The Dalai Lama voiced sadness on Friday at the reported self--immolation of two more Tibetans, the latest in a wave of such protests against Beijing’s rule.
However, the exiled Tibetan spiritual leader — blamed by Beijing for fomenting the burning protests — was cautious of further comment since the issue was “very political."
“It is very, very sad,” he said, when asked about the latest two self-immolations in a restive southwestern region of China, reported by human rights groups.
“Indeed, very sad. But at the same time it is currently [a] very, very political issue. I prefer [to] remain silent,” he said on a visit to California.
A total of 34 Tibetans, many of them Buddhist monks and nuns, are now reported to have attempted to kill themselves in the same way since the start of last year over what they see as Chinese repression of their culture.
The latest self-immolations by a pair of young Tibetan men occurred on Thursday last week in Aba Prefecture, a rugged area of Sichuan Province, China, overseas Tibetan rights groups said.
Meanwhile, the Dalai Lama, who began a US trip in Hawaii before traveling to California this week and then on to Chicago and Canada, repeated on Friday his view that there were positive signs of political reform. He cited comments by outgoing Chinese Prime Minister Wen Jiabao (溫家寶), that China has no way forward but through economic and political structural reform, as well as the sidelining of a key hardliner.
“These things show [that] the more open-minded leaders ... are gaining the upper hand.

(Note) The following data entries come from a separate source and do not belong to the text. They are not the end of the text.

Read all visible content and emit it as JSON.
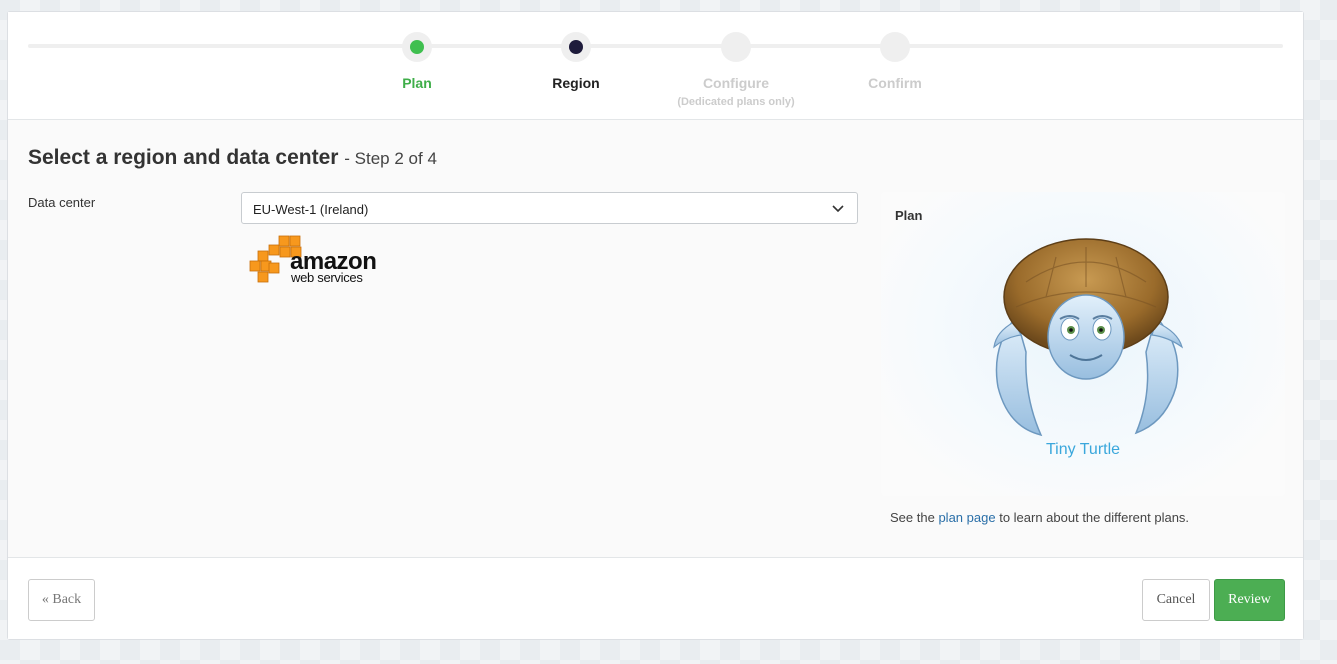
{
  "wizard": {
    "steps": [
      {
        "label": "Plan",
        "sub": "",
        "state": "done"
      },
      {
        "label": "Region",
        "sub": "",
        "state": "active"
      },
      {
        "label": "Configure",
        "sub": "(Dedicated plans only)",
        "state": "todo"
      },
      {
        "label": "Confirm",
        "sub": "",
        "state": "todo"
      }
    ]
  },
  "header": {
    "title": "Select a region and data center",
    "step_of": "- Step 2 of 4"
  },
  "form": {
    "datacenter_label": "Data center",
    "datacenter_value": "EU-West-1 (Ireland)",
    "provider_logo": "amazon web services"
  },
  "plan": {
    "title": "Plan",
    "name": "Tiny Turtle",
    "note_pre": "See the",
    "note_link": "plan page",
    "note_post": "to learn about the different plans."
  },
  "footer": {
    "back": "« Back",
    "cancel": "Cancel",
    "review": "Review"
  },
  "colors": {
    "done": "#3fbf4f",
    "active": "#1e1b3b",
    "review_button": "#4cae53",
    "plan_name": "#3aa7dc"
  }
}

So that’s a hopeful sign,” he told reporters in Long Beach, California.
China has imposed tight security to contain simmering discontent in Tibetan regions since 2008, when deadly rioting against Chinese rule broke out in Tibet’s capital Lhasa and spread to neighboring Tibetan-inhabited regions.

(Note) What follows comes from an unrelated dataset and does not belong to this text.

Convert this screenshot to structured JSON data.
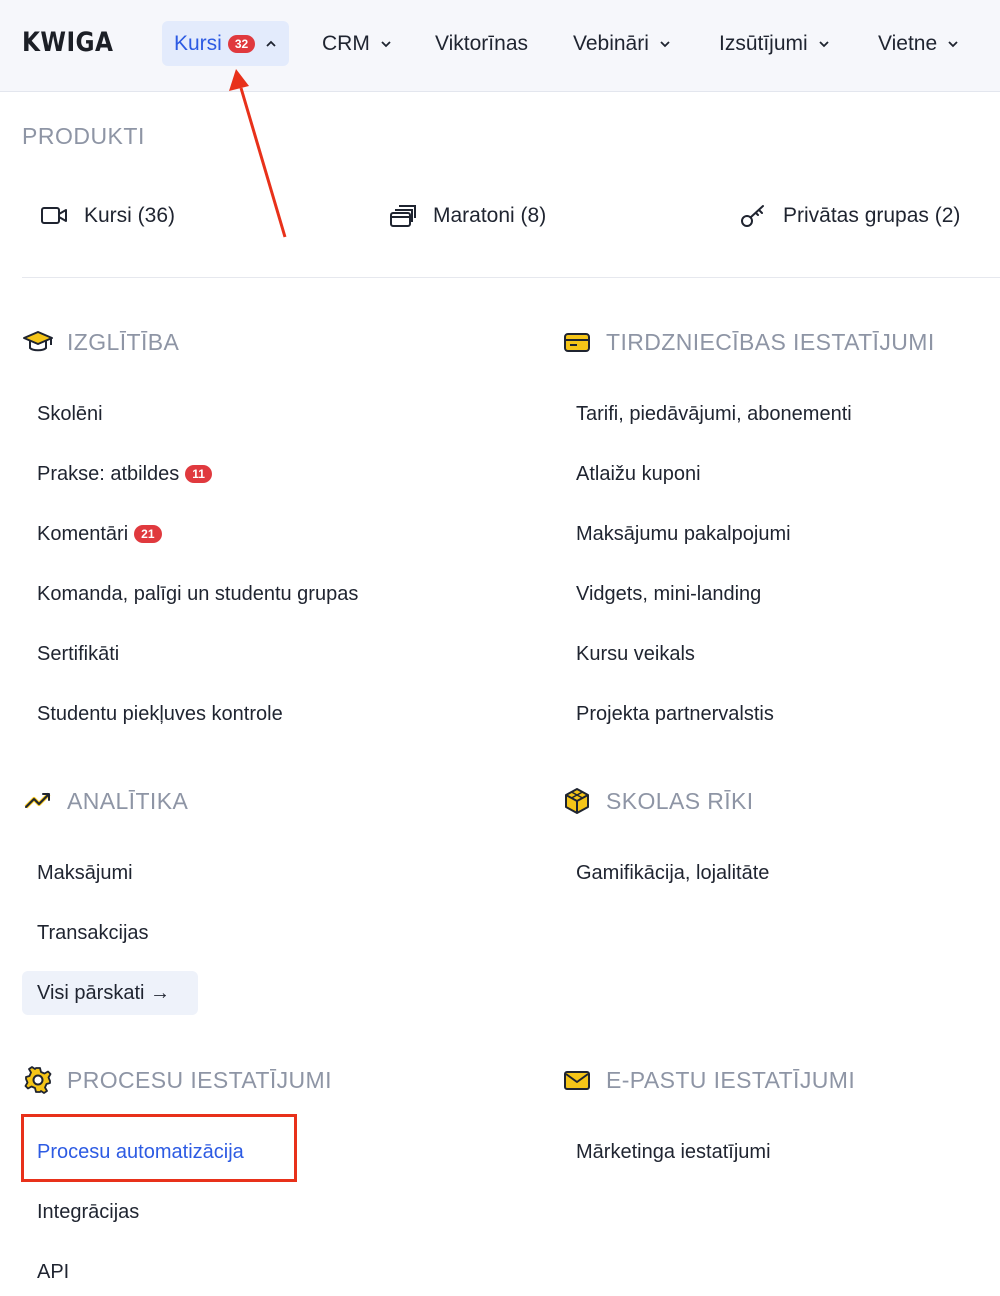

The 76-year-old laughed off a question about him visiting North Korea, currently in the spotlight over its recent rocket launch. China is Pyongyang’s sole major ally and provides a crucial prop for its ailing economy.

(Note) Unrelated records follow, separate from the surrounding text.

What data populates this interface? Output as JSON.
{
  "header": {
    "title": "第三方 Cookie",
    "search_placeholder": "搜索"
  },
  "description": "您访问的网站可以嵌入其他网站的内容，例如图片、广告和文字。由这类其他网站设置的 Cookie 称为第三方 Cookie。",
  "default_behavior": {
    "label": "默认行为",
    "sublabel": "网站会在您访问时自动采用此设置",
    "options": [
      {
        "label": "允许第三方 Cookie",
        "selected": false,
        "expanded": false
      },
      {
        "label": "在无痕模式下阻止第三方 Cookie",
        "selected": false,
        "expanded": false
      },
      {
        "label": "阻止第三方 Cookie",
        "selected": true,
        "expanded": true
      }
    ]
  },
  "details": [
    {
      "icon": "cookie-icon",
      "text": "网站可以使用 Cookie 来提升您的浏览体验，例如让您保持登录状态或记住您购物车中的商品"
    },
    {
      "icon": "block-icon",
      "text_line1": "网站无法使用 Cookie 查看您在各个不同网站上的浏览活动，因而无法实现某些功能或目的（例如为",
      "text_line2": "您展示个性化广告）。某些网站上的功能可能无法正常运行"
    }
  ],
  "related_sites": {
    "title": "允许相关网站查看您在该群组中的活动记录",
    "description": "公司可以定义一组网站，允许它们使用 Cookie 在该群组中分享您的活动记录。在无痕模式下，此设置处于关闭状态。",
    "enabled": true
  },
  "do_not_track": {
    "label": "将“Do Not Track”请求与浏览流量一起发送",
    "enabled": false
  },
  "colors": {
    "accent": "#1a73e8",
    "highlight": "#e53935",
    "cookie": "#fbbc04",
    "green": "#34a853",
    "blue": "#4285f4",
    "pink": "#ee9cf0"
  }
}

“If some serious invitation come from North Korea then no reason [to] refuse,” he said, laughing, before adding: “But impossible.”